Dataset items
---+---

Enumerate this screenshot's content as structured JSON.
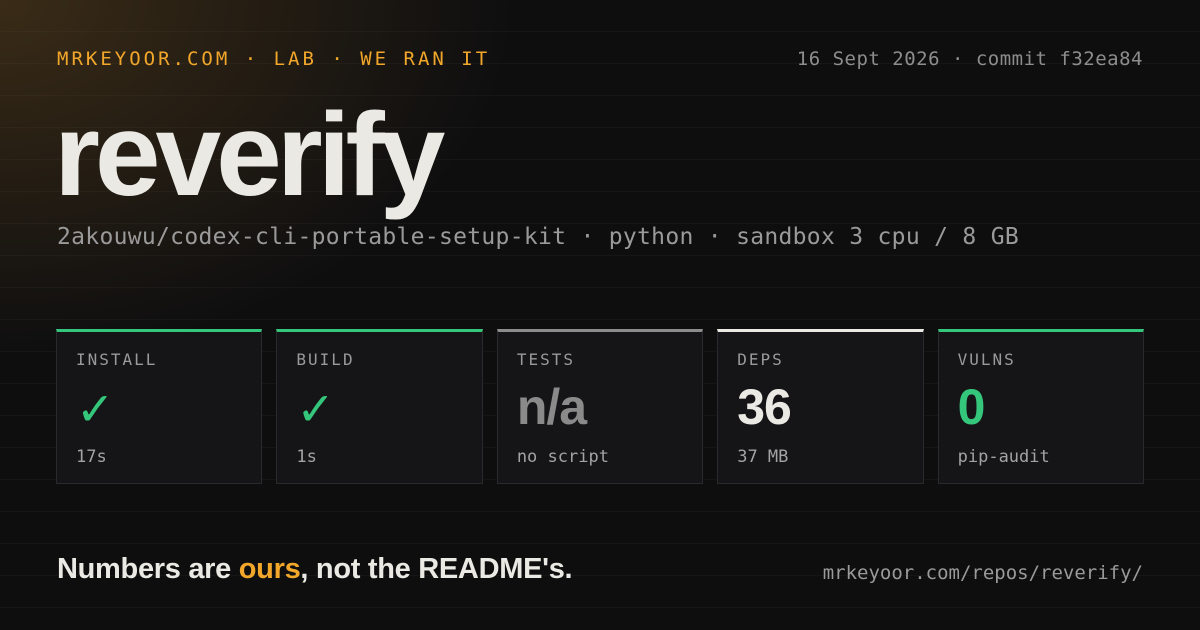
{
  "header": {
    "kicker": "MRKEYOOR.COM · LAB · WE RAN IT",
    "meta": "16 Sept 2026 · commit f32ea84"
  },
  "title": "reverify",
  "subtitle": "2akouwu/codex-cli-portable-setup-kit · python · sandbox 3 cpu / 8 GB",
  "cards": [
    {
      "label": "INSTALL",
      "value": "✓",
      "note": "17s",
      "status": "pass",
      "accent": "#34c77b"
    },
    {
      "label": "BUILD",
      "value": "✓",
      "note": "1s",
      "status": "pass",
      "accent": "#34c77b"
    },
    {
      "label": "TESTS",
      "value": "n/a",
      "note": "no script",
      "status": "neutral",
      "accent": "#8c8c8c"
    },
    {
      "label": "DEPS",
      "value": "36",
      "note": "37 MB",
      "status": "info",
      "accent": "#ebe9e3"
    },
    {
      "label": "VULNS",
      "value": "0",
      "note": "pip-audit",
      "status": "pass",
      "accent": "#34c77b"
    }
  ],
  "tagline": {
    "before": "Numbers are ",
    "highlight": "ours",
    "after": ", not the README's."
  },
  "url": "mrkeyoor.com/repos/reverify/",
  "colors": {
    "accent_orange": "#f2a72b",
    "pass_green": "#34c77b",
    "background": "#0e0e0f"
  }
}
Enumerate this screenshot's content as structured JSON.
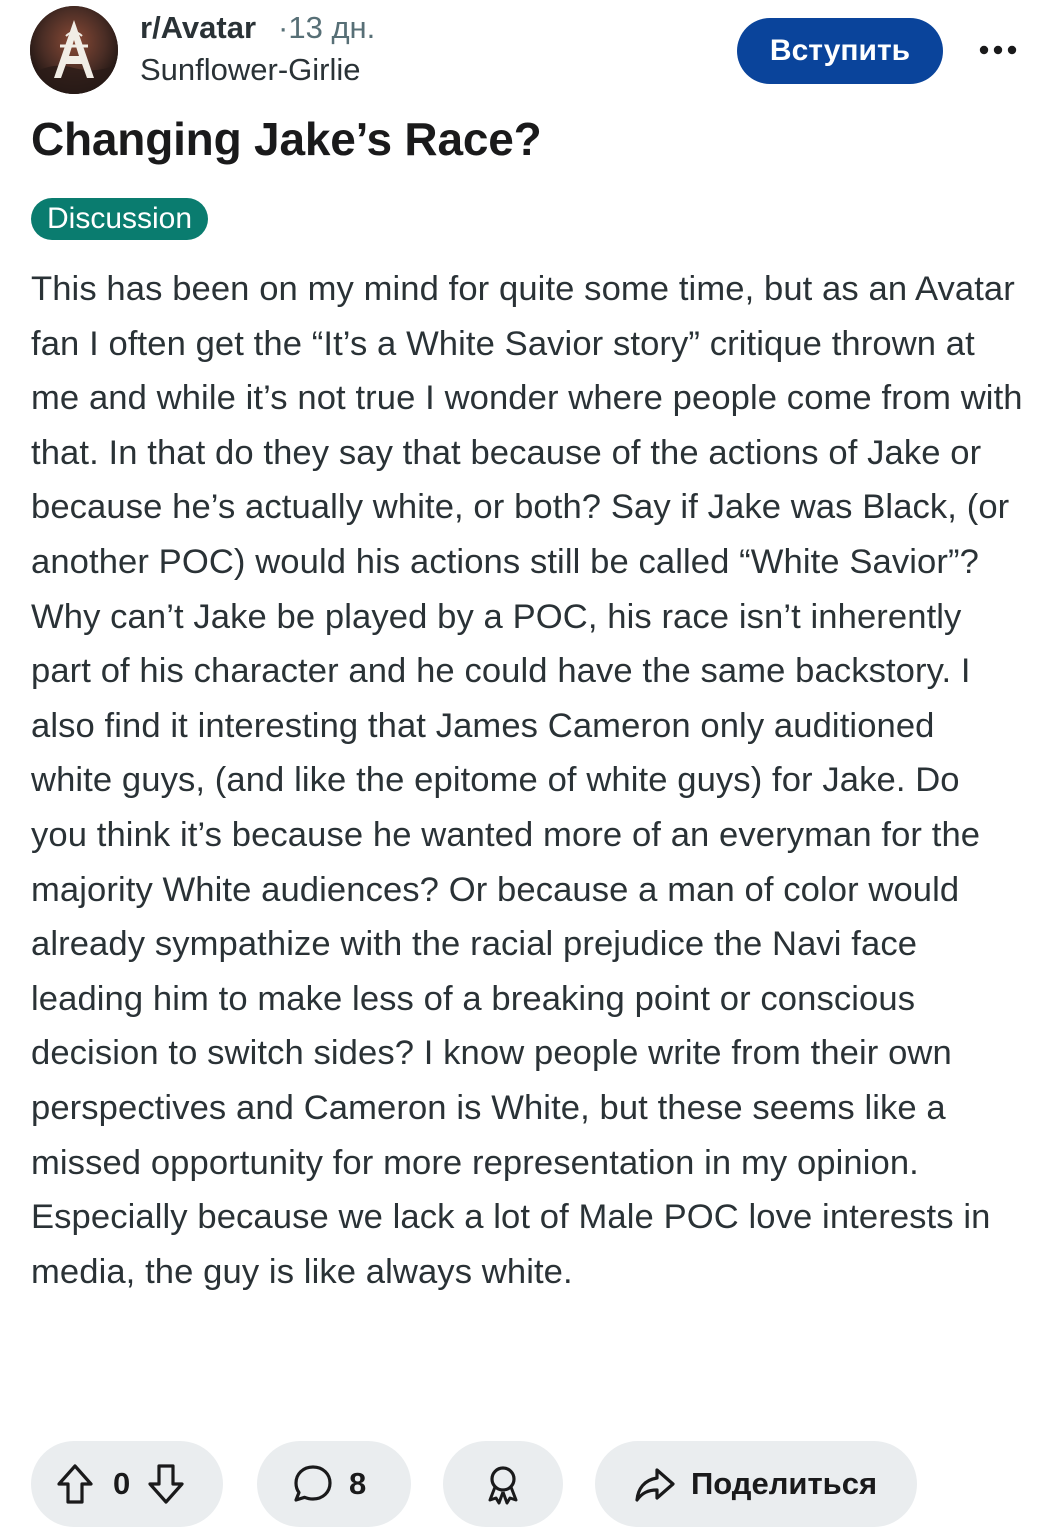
{
  "post": {
    "subreddit": "r/Avatar",
    "separator": "·",
    "age": "13 дн.",
    "author": "Sunflower-Girlie",
    "join_label": "Вступить",
    "more_icon": "more-horizontal-icon",
    "title": "Changing Jake’s Race?",
    "flair": "Discussion",
    "flair_color": "#0a7c6f",
    "join_color": "#0a449b",
    "body": "This has been on my mind for quite some time, but as an Avatar fan I often get the “It’s a White Savior story” critique thrown at me and while it’s not true I wonder where people come from with that. In that do they say that because of the actions of Jake or because he’s actually white, or both? Say if Jake was Black, (or another POC) would his actions still be called “White Savior”? Why can’t Jake be played by a POC, his race isn’t inherently part of his character and he could have the same backstory. I also find it interesting that James Cameron only auditioned white guys, (and like the epitome of white guys) for Jake. Do you think it’s because he wanted more of an everyman for the majority White audiences? Or because a man of color would already sympathize with the racial prejudice the Navi face leading him to make less of a breaking point or conscious decision to switch sides? I know people write from their own perspectives and Cameron is White, but these seems like a missed opportunity for more representation in my opinion. Especially because we lack a lot of Male POC love interests in media, the guy is like always white."
  },
  "actions": {
    "vote_count": "0",
    "comment_count": "8",
    "share_label": "Поделиться",
    "icons": [
      "upvote-icon",
      "downvote-icon",
      "comment-icon",
      "award-icon",
      "share-icon"
    ]
  }
}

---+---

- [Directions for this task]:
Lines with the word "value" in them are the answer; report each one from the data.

- [The answer]:
      "value": "✓",
      "value": "✓",
      "value": "n/a",
      "value": "36",
      "value": "0",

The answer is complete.